The president's announcement comes after the Supreme Court blocked the administration.
President Donald Trump, flanked by Commerce Secretary Wilbur Ross, and Attorney General William Barr, delivers remarks on citizenship and the census in the Rose Garden on July 11, 2019.Nicholas Kamm / AFP - Getty Images

President Donald Trump announced Thursday that he is backing off his effort to include a citizenship question in the 2020 census and is instead issuing an executive order directing departments and agencies to better share data related to the number of citizens and noncitizens in the country.

“We have great knowledge in many of our agencies," Trump said. "We will leave no stone unturned.”

The order will eliminate "long-standing obstacles" to data sharing and allow the administration to combine that data with the information from the 2020 census questionnaire to create a more accurate count than in the past, the president said.

ABC News first reported Trump's expected announcement. The news conference came as two federal judges refused to let the Department of Justice withdraw lawyers from a lawsuit over the Trump administration's plans to put the citizenship question on the 2020 census form.

The administration is currently printing census forms without the question after the Supreme Court ruled late last month that Commerce Secretary Wilbur Ross, who stood alongside Trump during his announcement Thursday, did not provide an adequate reason for why the question was necessary.

Attorney General William Barr, who also appeared with Trump at the new conference, said the Supreme Court's decision effectively closed off the possibility of successfully litigating the issue without jeopardizing the ability to carry out the census on time.

The situation presented “a logistical impediment, not a legal one,” Barr said.

Last week, Trump told reporters on the White House South Lawn when asked if he would issue an executive order to include the question on the census: "We're thinking about doing that."

"It's one of the ways," he added. "We have four or five ways we can do it. It's one of the ways and we're thinking about doing it very seriously."

The Commerce Department already gathers information about citizenship from other government agencies. Congress now requires the Census Bureau to collect citizenship data through what's known as the American Community Survey, which samples about 2 percent of households every year. That information is combined with data the bureau gets from other agencies.

Because proof of citizenship is required to get a passport, a job or government benefits, other agencies have data that can be used to estimate citizenship, and the Census Bureau relies heavily on information from the Social Security Administration. Some state data files are consulted as well, along with military records and information from the Department of Homeland Security.

The Census Bureau had emphasized it could produce better citizenship data without adding the question to the census, recommending that it combine information from the annual American Community Survey with records held by other federal agencies.

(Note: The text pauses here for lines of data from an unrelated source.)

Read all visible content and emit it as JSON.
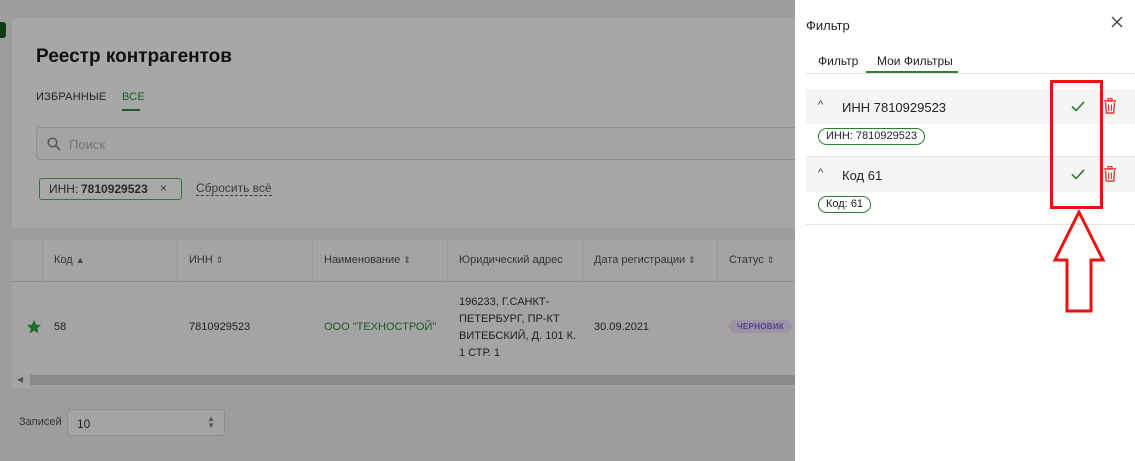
{
  "background_page": {
    "title": "Реестр контрагентов",
    "tabs": [
      {
        "label": "ИЗБРАННЫЕ",
        "active": false
      },
      {
        "label": "ВСЕ",
        "active": true
      }
    ],
    "search": {
      "placeholder": "Поиск",
      "value": ""
    },
    "active_filter_chip": {
      "prefix": "ИНН:",
      "value": "7810929523",
      "close": "×"
    },
    "reset_label": "Сбросить всё",
    "table": {
      "columns": [
        {
          "label": "Код",
          "sort_icon": "▲"
        },
        {
          "label": "ИНН",
          "sort_icon": "⇕"
        },
        {
          "label": "Наименование",
          "sort_icon": "⇕"
        },
        {
          "label": "Юридический адрес",
          "sort_icon": ""
        },
        {
          "label": "Дата регистрации",
          "sort_icon": "⇕"
        },
        {
          "label": "Статус",
          "sort_icon": "⇕"
        }
      ],
      "rows": [
        {
          "favorite_icon": "star-icon",
          "code": "58",
          "inn": "7810929523",
          "name": "ООО \"ТЕХНОСТРОЙ\"",
          "address": "196233, Г.САНКТ-ПЕТЕРБУРГ, ПР-КТ ВИТЕБСКИЙ, Д. 101 К. 1 СТР. 1",
          "date": "30.09.2021",
          "status": "ЧЕРНОВИК"
        }
      ]
    },
    "pagination": {
      "label": "Записей",
      "value": "10"
    }
  },
  "drawer": {
    "title": "Фильтр",
    "close_icon": "close-icon",
    "tabs": [
      {
        "label": "Фильтр",
        "active": false
      },
      {
        "label": "Мои Фильтры",
        "active": true
      }
    ],
    "saved_filters": [
      {
        "title": "ИНН 7810929523",
        "tag": "ИНН: 7810929523",
        "apply_icon": "check-icon",
        "delete_icon": "trash-icon"
      },
      {
        "title": "Код 61",
        "tag": "Код: 61",
        "apply_icon": "check-icon",
        "delete_icon": "trash-icon"
      }
    ]
  },
  "colors": {
    "accent_green": "#2e7d32",
    "delete_red": "#e53935",
    "annotation_red": "#ee1111",
    "overlay_gray": "#9d9d9d"
  }
}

"This would result in higher quality data produced at lower cost," Deputy Census Bureau Director Ron Jarmin wrote in a December 2017 email to a Justice Department official.

But Ross ultimately rejected that approach and ordered the citizenship question be added to the census.

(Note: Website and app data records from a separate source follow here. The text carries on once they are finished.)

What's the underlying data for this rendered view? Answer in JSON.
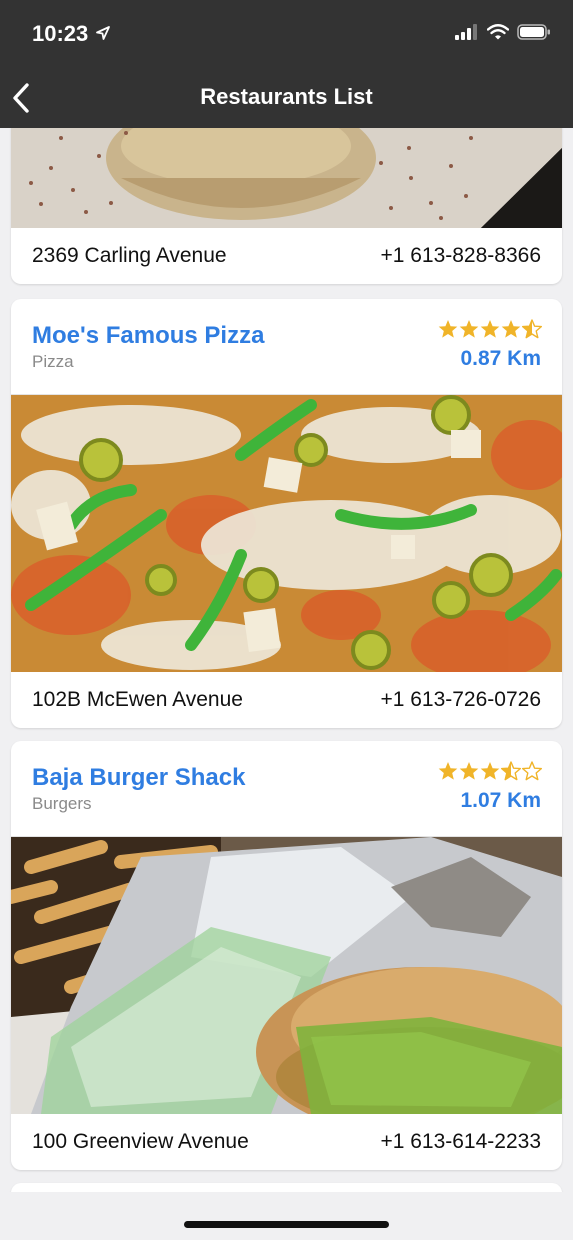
{
  "status_bar": {
    "time": "10:23",
    "location_icon": "location-arrow-icon",
    "signal_icon": "cellular-signal-icon",
    "wifi_icon": "wifi-icon",
    "battery_icon": "battery-icon"
  },
  "nav": {
    "title": "Restaurants List",
    "back_icon": "chevron-left-icon"
  },
  "colors": {
    "nav_background": "#333333",
    "accent": "#2f7de1",
    "star": "#f0b429",
    "background": "#f0f0f2"
  },
  "restaurants": [
    {
      "name": "",
      "category": "",
      "distance": "",
      "rating": null,
      "address": "2369 Carling Avenue",
      "phone": "+1 613-828-8366",
      "photo": "dessert photo (partially scrolled)"
    },
    {
      "name": "Moe's Famous Pizza",
      "category": "Pizza",
      "distance": "0.87 Km",
      "rating": 4.5,
      "address": "102B McEwen Avenue",
      "phone": "+1 613-726-0726",
      "photo": "pizza photo"
    },
    {
      "name": "Baja Burger Shack",
      "category": "Burgers",
      "distance": "1.07 Km",
      "rating": 3.5,
      "address": "100 Greenview Avenue",
      "phone": "+1 613-614-2233",
      "photo": "burger and fries photo"
    }
  ]
}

Opponents of putting the question on the census form itself — the short form that goes to every household — have said that noncitizens tend not to respond, making that method of determining citizenship unreliable.

Democrats and immigrant rights groups also have argued that the real purpose of the citizenship question was to prevent immigrants from filling out the form and thus produce political gains for Republicans.

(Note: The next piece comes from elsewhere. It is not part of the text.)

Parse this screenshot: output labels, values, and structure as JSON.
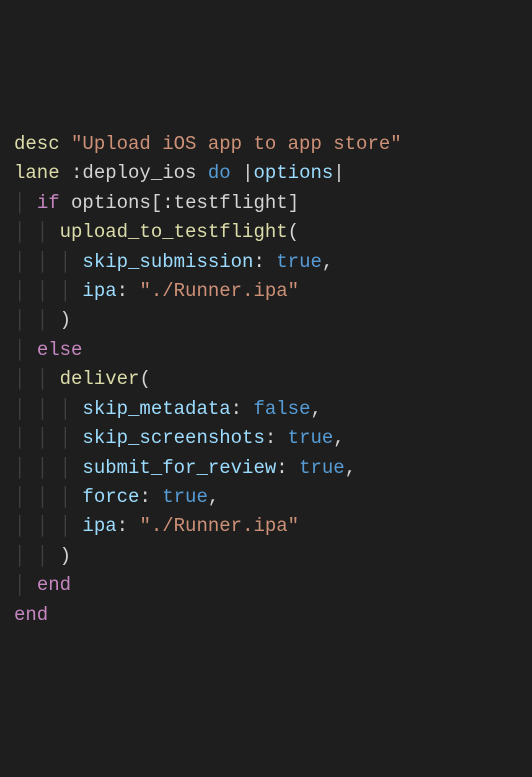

Dale Ho, director of the American Civil Liberties Union’s Voting Rights Project, who argued the Supreme Court case, said in a statement that he would continue to scrutinize Trump's new plan closely.

Ho accused Trump of wanting "to sow fear in immigrant communities and turbocharge Republican gerrymandering efforts by diluting the political influence of Latino communities."

"Now he’s backing down and taking the option that he rejected more than a year ago," Ho added. "Trump may claim victory today, but this is nothing short of a total, humiliating defeat for him and his administration."

Soon after Trump's announcement, the Justice Department said it will tell the courts it is no longer fighting the census issue.

"Today’s Executive Order represents an alternative path to collecting the best citizenship data now available, which is vital for informed policymaking and numerous other reasons," spokesperson Kerri Kupec said in a statement. "Accordingly, the Department will promptly inform the courts that the Government will not include a citizenship question on the 2020 decennial census.”

At her weekly press conference Thursday, House Speaker Nancy Pelosi announced the House will vote next week to hold Ross and Barr in criminal contempt for their role in the development of the citizenship question on the census.

On Tuesday, Sens. Brian Schatz, D-Hawaii, and Jack Reed, D-R.I., asked Ross and Barr in a letter to "immediately cease consideration of an executive order or any other means of adding a citizenship question and instead take all necessary steps to ensure an on-time Decennial Census."

"The notion that the Administration is seeking a new rationale to add a citizenship question after Chief Justice Roberts characterized its previous position as 'contrived' is deeply disturbing," the senators wrote. "It strains credulity that the Administration could come up with a new rationale that wouldn't be similarly flawed and disingenuous at this late date."

Meanwhile, the press conference came at the conclusion of another event that's drawn considerable attention in recent days, the president's planned social media summit. Trump hosted several right-wing internet personalities to "share how they have been affected by bias online" as Republicans for months have blasted social media companies for what they see as unfair censorship of their views online.

Trump went on an extended tweetstorm Thursday as he hyped the event.

"A big subject today at the White House Social Media Summit will be the tremendous dishonesty, bias, discrimination and suppression practiced by certain companies," he wrote. "We will not let them get away with it much longer. The Fake News Media will also be there, but for a limited period."